The Albuquerque Journal relates the account given by the victim’s lawyer, Michael Pancer:
A DEA agent boarded the train at the Albuquerque Amtrak station and began asking various passengers, including Rivers, where they were going and why. When Rivers replied that he was headed to LA to make a music video, the agent asked to search his bags. Rivers complied. He was the only passenger singled out for a search by DEA agents – and the only black person on his portion of the train, Pancer said. In one of the bags, the agent found the cash, still in the Michigan bank envelope. “I even allowed him to call my mother, a military veteran and (hospital) coordinator, to corroborate my story,” Rivers said. “Even with all of this, the officers decided to take my money because he stated that he believed that the money was involved in some type of narcotic activity.”
Rivers was left penniless, his dream deferred.
“These officers took everything that I had worked so hard to save and even money that was given to me by family that believed in me,” Rivers said in his email. “I told (the DEA agents) I had no money and no means to survive in Los Angeles if they took my money. They informed me that it was my responsibility to figure out how I was going to do that.”
Other travelers had witnessed what happened. One of them, a New Mexico man I’ve written about before but who asked that I not mention his name, provided a way for Rivers to get home, contacted attorneys – and me. “He was literally like my guardian angel that came out of nowhere,” Rivers said.
I spoke briefly with Prancer by phone. He says he is very confident in the challenge to the seizure and doesn’t anticipate any compelling evidence from the DEA. Of course, that’s just one side of the story. What does the DEA say in its defense? Sean Waite, the agent in charge for the DEA in Albuquerque, also talked to the newspaper:
Waite said that in general DEA agents look for “indicators” such as whether the person bought an expensive one-way ticket with cash, if the person is traveling from or to a city known as a hot spot for drug activity, if the person’s story has inconsistencies or if the large sums of money found could have been transported by more conventional means.

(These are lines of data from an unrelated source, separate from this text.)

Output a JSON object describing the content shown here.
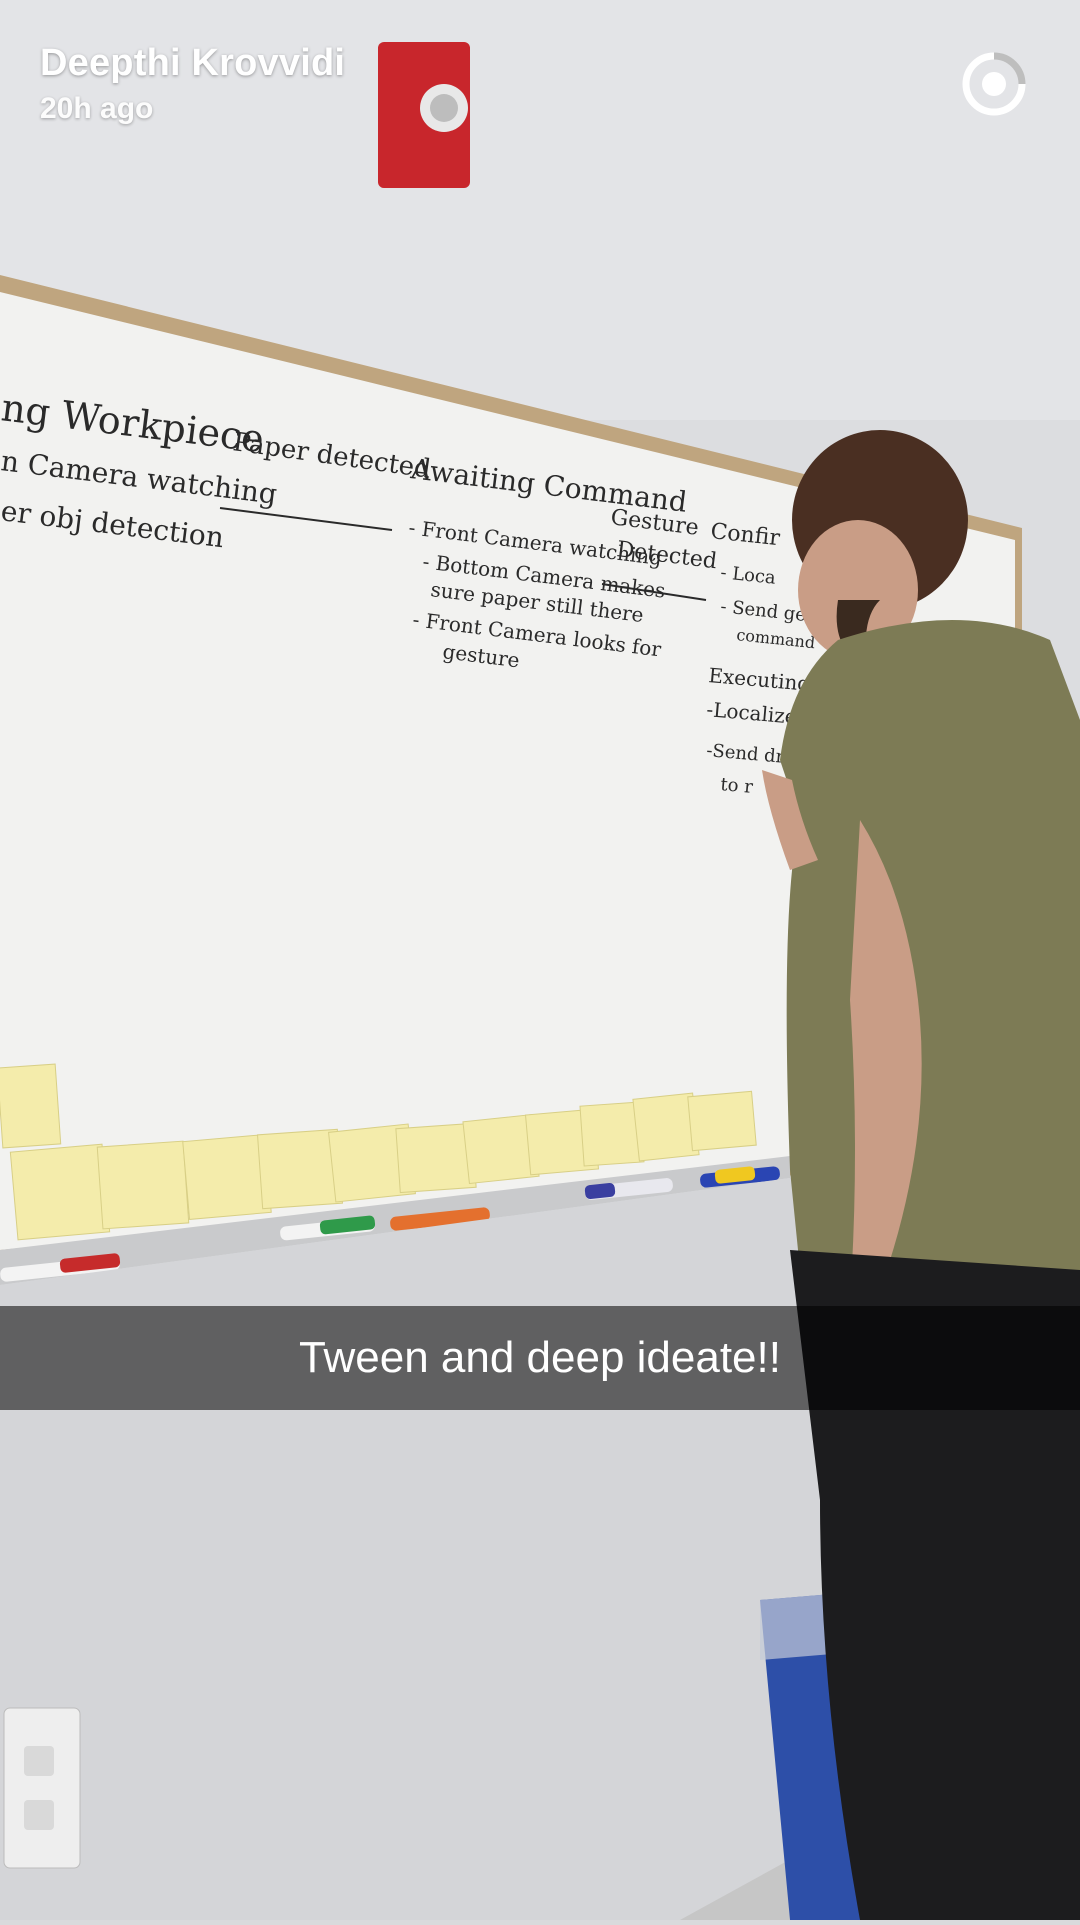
{
  "story": {
    "sender_name": "Deepthi Krovvidi",
    "timestamp": "20h ago",
    "timer_icon": "timer-ring-icon",
    "caption": "Tween and deep ideate!!"
  },
  "whiteboard": {
    "heading_left": "ng Workpiece",
    "left_lines": [
      "n Camera watching",
      "er obj detection"
    ],
    "paper_detected": "Paper detected",
    "awaiting_title": "Awaiting Command",
    "awaiting_lines": [
      "- Front Camera watching",
      "- Bottom Camera makes",
      "sure paper still there",
      "- Front Camera looks for",
      "gesture"
    ],
    "gesture_label": [
      "Gesture",
      "Detected"
    ],
    "confirm_title": "Confir",
    "confirm_lines": [
      "- Loca",
      "- Send gest",
      "command"
    ],
    "executing_title": "Executing Comm",
    "executing_lines": [
      "-Localize Robot",
      "-Send drive comm",
      "to r"
    ]
  }
}
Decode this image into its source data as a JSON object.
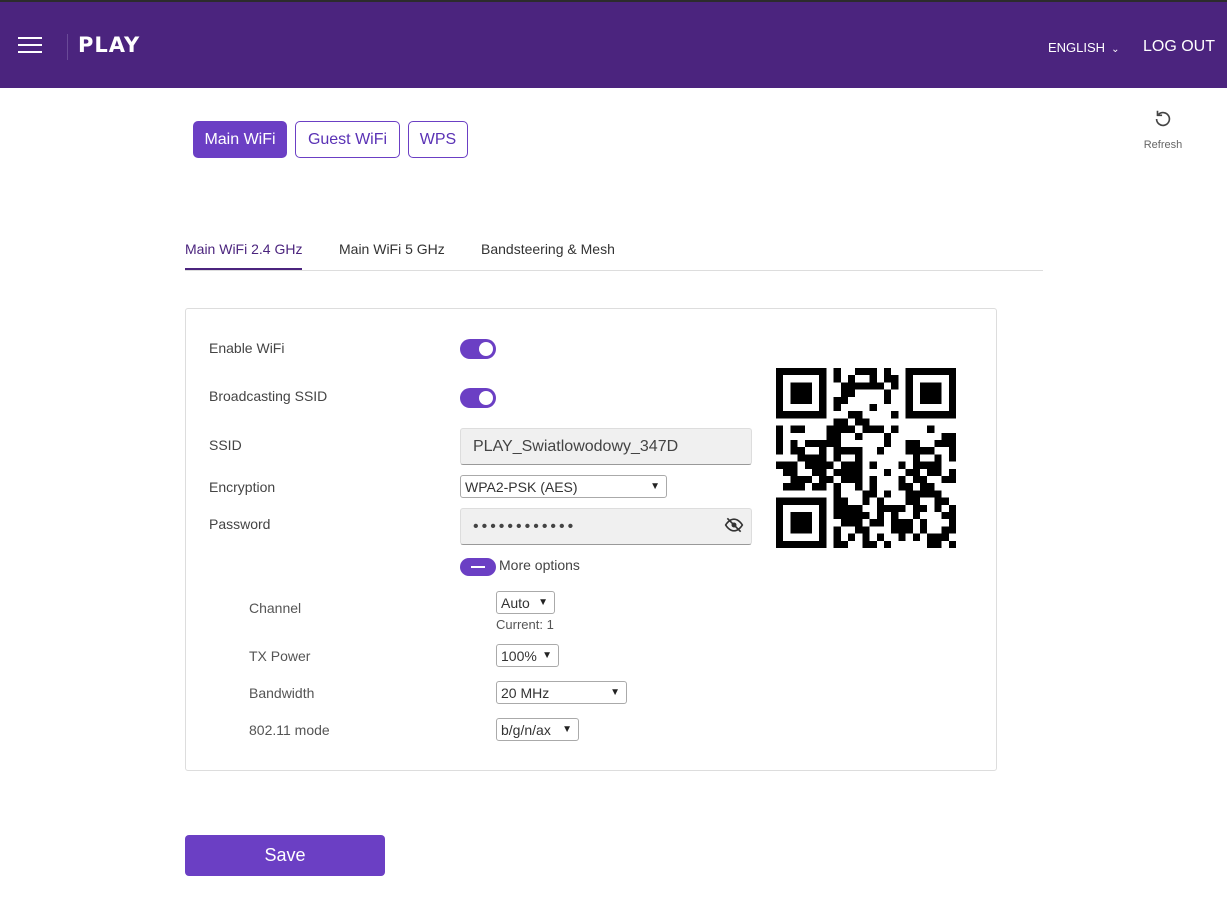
{
  "header": {
    "logo": "PLAY",
    "language": "ENGLISH",
    "logout": "LOG OUT"
  },
  "wifi_tabs": [
    {
      "label": "Main WiFi",
      "active": true
    },
    {
      "label": "Guest WiFi",
      "active": false
    },
    {
      "label": "WPS",
      "active": false
    }
  ],
  "refresh": {
    "label": "Refresh",
    "icon": "refresh-icon"
  },
  "band_tabs": [
    {
      "label": "Main WiFi 2.4 GHz",
      "active": true
    },
    {
      "label": "Main WiFi 5 GHz",
      "active": false
    },
    {
      "label": "Bandsteering & Mesh",
      "active": false
    }
  ],
  "form": {
    "enable_wifi": {
      "label": "Enable WiFi",
      "on": true
    },
    "broadcast_ssid": {
      "label": "Broadcasting SSID",
      "on": true
    },
    "ssid": {
      "label": "SSID",
      "value": "PLAY_Swiatlowodowy_347D"
    },
    "encryption": {
      "label": "Encryption",
      "value": "WPA2-PSK (AES)"
    },
    "password": {
      "label": "Password",
      "value": "••••••••••••",
      "icon": "eye-slash-icon"
    },
    "more_options": {
      "label": "More options"
    },
    "channel": {
      "label": "Channel",
      "value": "Auto",
      "current": "Current: 1"
    },
    "tx_power": {
      "label": "TX Power",
      "value": "100%"
    },
    "bandwidth": {
      "label": "Bandwidth",
      "value": "20 MHz"
    },
    "mode": {
      "label": "802.11 mode",
      "value": "b/g/n/ax"
    }
  },
  "save_label": "Save",
  "colors": {
    "header": "#4b247e",
    "accent": "#6b3fc4"
  }
}
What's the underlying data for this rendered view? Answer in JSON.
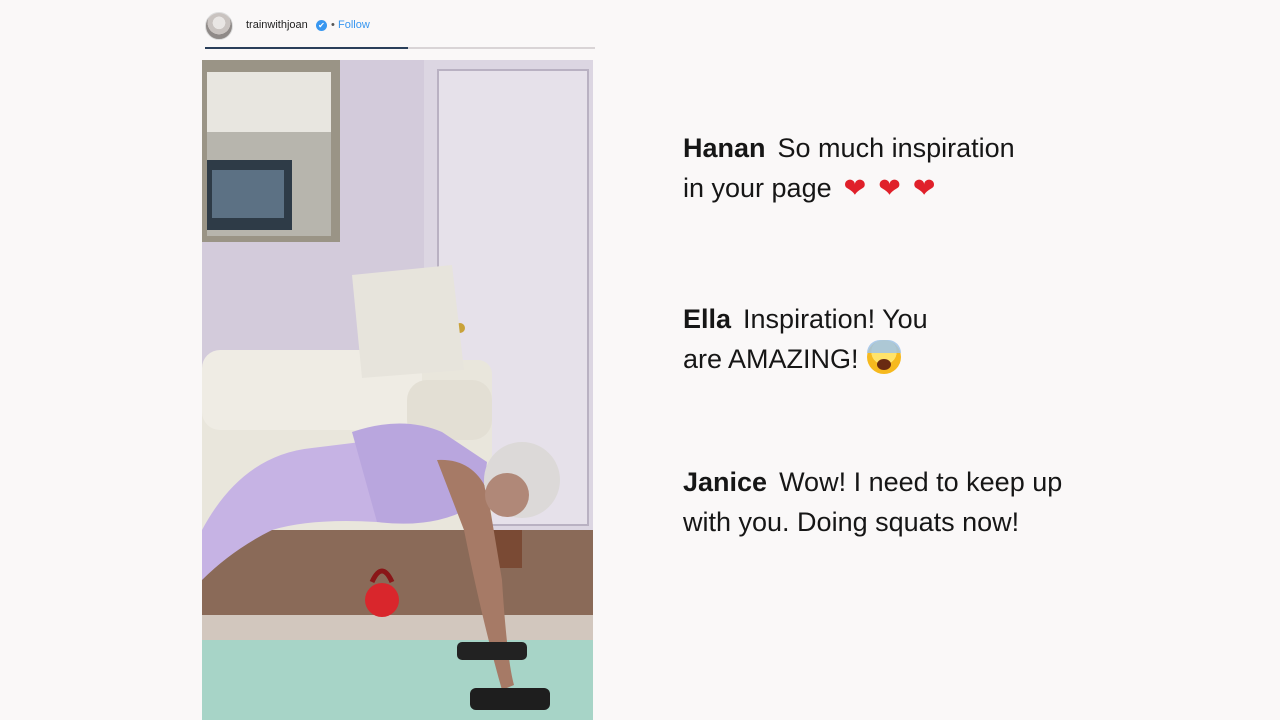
{
  "story": {
    "username": "trainwithjoan",
    "verified_mark": "✔",
    "separator": "•",
    "follow_label": "Follow",
    "progress_fraction": 0.52,
    "accent_color": "#3897f0"
  },
  "video": {
    "scene": "woman doing plank push-up on green mat with dumbbells in living room"
  },
  "comments": [
    {
      "author": "Hanan",
      "line1": "So much inspiration",
      "line2": "in your page",
      "emoji": [
        "heart-icon",
        "heart-icon",
        "heart-icon"
      ]
    },
    {
      "author": "Ella",
      "line1": "Inspiration! You",
      "line2": "are AMAZING!",
      "emoji": [
        "screaming-face-icon"
      ]
    },
    {
      "author": "Janice",
      "line1": "Wow! I need to keep up",
      "line2": "with you. Doing squats now!",
      "emoji": []
    }
  ],
  "colors": {
    "heart": "#e0202a",
    "background": "#faf8f8"
  }
}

“We don’t have to prove that the person is guilty,” Waite said. “It’s that the money is presumed to be guilty.”
That ostensible defense highlights what’s wrong here. Guilt was presumed, something that ought to be self-evidently anathema to any criminal-justice system. And it was presumed of money, which makes no sense. Inanimate objects cannot be guilty. Nonetheless, Rivers is now in the position of having to pay a lawyer to fight the DEA for his own life savings. (He’s raised a bit of charity to survive in the meantime.)